This celebrity cachet, plus the restaurants, salons and health clubs that came with Nassi's condos, helped bring a "critical mass" of residents to the area, Hicks says. That, in turn, attracted more businesses.
"I saw the vision that Craig had and do believe that he put the Golden Triangle on the map in a good way," says businesswoman Caren Griffin, who moved her Spa Universaire into the Belvedere from LoDo.
As the years passed, Nassi began to take on a more prominent role in the community. He joined the boards of the Jewish Community Center and the Colorado State University Professional Development Committee. Always a fan of high art and antiques, he amassed a collection of fancy cars; Kathy Levy, co-owner of Matrix Fitness & Spa in the Beauvallon, remembers that Nassi once picked her and her husband up for a business dinner in a Rolls-Royce. Mayor Webb, after delivering his final State of the City address in 2002, held a private lunch for his senior staff in Nassi's own 3,000-square-foot, sixteenth-story penthouse in the Belvedere.
With 200 condos built and another 200 under way, Nassi's confidence was running high. He admits that this pace was "extraordinarily fast. No one's ever done it before."
The first few cracks were small and easy to overlook.
Take Dorothy and Thomas Littell. In 1999, they contracted to buy two units in the Prado, which they were planning to combine into one large condo. They put down a $22,000 deposit and went about designing the home. But Nassi kept pushing back the closing date, Dorothy Littell says, because "the unit wasn't anywhere near done." Finally, when it still wasn't ready by December 2001, the Littells sued the Prado Condominium Corporation, the company Nassi set up to build the condos, to get their deposit back.
The dispute was referred to arbitration, and in January 2004, arbitrator Mark Gruskin sided with the Littells. Court documents show that he awarded them the amount of their lost deposit, plus interest. But Littell says they were never able to collect: "We had virtually no one to go after. The guy's, you know, a real piece of work."
Nassi disputes this account, saying the lawsuit was settled confidentially and that the Littells were paid. "Everything's done," he insists.
But Dorothy Littell was so angry that she launched a website, www.bewarecn.com, highlighting a handful of other complaints about Nassi and negative newspaper articles.
Nassi, in turn, created a counter-site, http://bewarecn.blogspot.com, featuring a blog titled "Don't Beware of CN." It reads: "She put a deposit down on a residence and couldn't close on it when the time came. She consequently lost her deposit to our banks that would not return deposits...Nevertheless this person has gone out of her way to slander us with plenty of meaningless, frivolous and immature comments."

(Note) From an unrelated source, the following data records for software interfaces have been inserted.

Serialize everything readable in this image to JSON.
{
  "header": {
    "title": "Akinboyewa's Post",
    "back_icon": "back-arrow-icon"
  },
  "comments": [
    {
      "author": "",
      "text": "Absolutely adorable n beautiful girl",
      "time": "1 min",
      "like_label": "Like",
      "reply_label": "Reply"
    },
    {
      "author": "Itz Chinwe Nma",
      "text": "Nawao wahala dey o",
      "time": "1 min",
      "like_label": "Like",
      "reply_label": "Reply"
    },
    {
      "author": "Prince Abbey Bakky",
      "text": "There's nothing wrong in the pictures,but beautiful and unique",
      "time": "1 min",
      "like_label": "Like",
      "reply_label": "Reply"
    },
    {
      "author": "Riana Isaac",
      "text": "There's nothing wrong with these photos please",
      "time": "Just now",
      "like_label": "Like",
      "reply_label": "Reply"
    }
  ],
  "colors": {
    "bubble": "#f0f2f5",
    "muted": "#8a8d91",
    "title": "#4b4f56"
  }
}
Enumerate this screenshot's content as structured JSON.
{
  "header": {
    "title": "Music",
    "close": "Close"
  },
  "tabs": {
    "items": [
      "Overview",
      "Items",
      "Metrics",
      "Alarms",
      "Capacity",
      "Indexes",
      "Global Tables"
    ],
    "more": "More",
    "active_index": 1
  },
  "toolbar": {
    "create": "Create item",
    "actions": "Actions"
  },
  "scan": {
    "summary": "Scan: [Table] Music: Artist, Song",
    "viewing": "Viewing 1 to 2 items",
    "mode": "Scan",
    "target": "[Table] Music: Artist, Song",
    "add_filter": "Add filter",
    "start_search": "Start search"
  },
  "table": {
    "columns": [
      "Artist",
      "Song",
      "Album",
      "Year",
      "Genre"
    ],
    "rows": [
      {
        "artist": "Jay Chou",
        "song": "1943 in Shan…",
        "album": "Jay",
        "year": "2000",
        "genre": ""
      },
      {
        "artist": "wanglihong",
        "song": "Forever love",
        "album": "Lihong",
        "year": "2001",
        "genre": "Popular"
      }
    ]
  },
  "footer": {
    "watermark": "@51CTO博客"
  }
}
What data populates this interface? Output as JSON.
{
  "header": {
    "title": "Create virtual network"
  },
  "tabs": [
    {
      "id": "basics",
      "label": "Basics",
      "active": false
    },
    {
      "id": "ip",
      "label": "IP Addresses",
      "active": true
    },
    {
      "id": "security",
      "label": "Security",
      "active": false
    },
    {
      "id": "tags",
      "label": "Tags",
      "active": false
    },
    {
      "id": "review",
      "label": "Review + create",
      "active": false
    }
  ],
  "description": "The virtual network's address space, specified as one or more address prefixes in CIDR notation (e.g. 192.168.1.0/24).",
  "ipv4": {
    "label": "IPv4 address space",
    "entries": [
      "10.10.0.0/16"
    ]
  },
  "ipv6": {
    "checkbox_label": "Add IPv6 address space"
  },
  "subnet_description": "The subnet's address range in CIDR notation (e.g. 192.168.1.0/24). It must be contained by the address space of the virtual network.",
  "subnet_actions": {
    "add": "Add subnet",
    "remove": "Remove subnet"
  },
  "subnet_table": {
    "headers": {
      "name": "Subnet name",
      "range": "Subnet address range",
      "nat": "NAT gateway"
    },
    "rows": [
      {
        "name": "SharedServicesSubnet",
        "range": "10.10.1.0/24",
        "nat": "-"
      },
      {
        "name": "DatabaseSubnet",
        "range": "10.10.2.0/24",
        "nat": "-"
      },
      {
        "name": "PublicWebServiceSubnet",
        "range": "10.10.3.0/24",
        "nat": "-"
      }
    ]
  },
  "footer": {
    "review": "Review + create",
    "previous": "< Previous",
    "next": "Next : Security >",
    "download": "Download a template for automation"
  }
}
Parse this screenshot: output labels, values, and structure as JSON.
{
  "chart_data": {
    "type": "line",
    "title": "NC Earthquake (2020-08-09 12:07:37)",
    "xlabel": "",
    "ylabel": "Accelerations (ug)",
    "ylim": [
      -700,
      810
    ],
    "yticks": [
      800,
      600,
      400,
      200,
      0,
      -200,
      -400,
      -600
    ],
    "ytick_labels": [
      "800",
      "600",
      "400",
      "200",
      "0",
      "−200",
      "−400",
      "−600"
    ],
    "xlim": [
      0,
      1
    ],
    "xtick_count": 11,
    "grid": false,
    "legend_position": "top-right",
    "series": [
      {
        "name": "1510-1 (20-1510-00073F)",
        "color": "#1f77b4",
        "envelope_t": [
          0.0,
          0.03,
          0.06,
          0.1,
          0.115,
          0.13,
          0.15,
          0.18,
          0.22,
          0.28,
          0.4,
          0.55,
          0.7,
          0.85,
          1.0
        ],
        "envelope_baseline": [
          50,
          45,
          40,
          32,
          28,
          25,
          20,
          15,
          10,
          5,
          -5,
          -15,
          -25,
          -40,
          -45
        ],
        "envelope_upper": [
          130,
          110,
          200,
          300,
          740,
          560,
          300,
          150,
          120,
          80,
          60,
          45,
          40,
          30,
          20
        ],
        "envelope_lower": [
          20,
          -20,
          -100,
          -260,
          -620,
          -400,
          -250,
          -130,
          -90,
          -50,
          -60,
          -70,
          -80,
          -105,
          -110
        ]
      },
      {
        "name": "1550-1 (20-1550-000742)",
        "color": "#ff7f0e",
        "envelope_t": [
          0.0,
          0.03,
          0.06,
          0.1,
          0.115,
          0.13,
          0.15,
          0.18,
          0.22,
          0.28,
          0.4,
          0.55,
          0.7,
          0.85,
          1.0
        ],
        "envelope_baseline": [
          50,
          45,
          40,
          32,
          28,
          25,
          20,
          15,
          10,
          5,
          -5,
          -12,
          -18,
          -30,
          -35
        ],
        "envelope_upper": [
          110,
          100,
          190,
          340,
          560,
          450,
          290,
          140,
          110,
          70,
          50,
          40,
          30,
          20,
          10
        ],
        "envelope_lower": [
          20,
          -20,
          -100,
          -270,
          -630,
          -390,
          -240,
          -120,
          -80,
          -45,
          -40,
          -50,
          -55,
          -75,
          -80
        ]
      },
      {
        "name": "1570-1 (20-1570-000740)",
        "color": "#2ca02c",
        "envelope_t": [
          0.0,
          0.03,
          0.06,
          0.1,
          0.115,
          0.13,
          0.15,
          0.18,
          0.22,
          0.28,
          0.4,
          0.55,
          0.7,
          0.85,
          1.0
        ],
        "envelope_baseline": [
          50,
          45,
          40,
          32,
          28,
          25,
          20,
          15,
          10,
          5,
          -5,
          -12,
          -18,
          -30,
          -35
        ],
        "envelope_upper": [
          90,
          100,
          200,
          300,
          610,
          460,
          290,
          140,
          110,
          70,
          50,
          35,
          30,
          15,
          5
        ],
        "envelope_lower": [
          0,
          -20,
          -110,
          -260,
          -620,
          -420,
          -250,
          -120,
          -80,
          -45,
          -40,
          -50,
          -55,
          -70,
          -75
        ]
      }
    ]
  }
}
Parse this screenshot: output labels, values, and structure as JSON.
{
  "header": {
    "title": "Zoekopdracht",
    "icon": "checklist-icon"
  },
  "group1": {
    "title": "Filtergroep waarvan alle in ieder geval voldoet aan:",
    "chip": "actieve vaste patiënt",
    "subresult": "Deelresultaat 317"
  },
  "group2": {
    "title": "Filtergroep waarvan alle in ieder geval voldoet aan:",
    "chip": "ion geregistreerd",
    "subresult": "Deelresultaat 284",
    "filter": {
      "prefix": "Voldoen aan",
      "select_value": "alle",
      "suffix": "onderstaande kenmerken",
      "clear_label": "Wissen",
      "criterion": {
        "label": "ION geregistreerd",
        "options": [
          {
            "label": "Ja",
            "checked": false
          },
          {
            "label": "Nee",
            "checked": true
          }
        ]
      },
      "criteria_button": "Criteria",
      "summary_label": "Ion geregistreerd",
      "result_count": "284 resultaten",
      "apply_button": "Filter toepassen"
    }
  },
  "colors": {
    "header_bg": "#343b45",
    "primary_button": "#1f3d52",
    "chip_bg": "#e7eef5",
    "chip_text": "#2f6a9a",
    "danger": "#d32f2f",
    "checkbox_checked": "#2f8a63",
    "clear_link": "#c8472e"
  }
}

Meanwhile, other condo buyers were discovering that Nassi's deposit deals had a habit of falling through.
Lachelle Shambe put down a deposit on a Prado condo in 1999. When the home still wasn't ready two years later, she sued Nassi and the Prado Condominium Corporation. In September 2004, an arbitrator awarded her more than $33,000. Shambe couldn't be reached for comment.
Coy and Lovie Cunningham, who alleged the same problem with their Prado deposit, were awarded $35,000 through arbitration. But they also had trouble collecting. In court documents, Roy Penny Jr., the attorney for the Cunninghams and Shambe, wrote that the Prado refused to return the Cunninghams' money. It's unclear if Shambe or the Cunninghams were ever paid. The Cunninghams didn't return calls seeking comment, and Penny declined to comment because of a confidentiality agreement in the case. (Nassi says that both suits were settled confidentially.)
In 2001, Robert and Jill Lucas put down a $73,000 deposit for three units in the Beauvallon, which they planned to combine into one large home. But again, construction wasn't finished by the closing deadline. "There were delays and delays and delays...and the contract expired," says Thomas Helgeson, the attorney for the Lucases.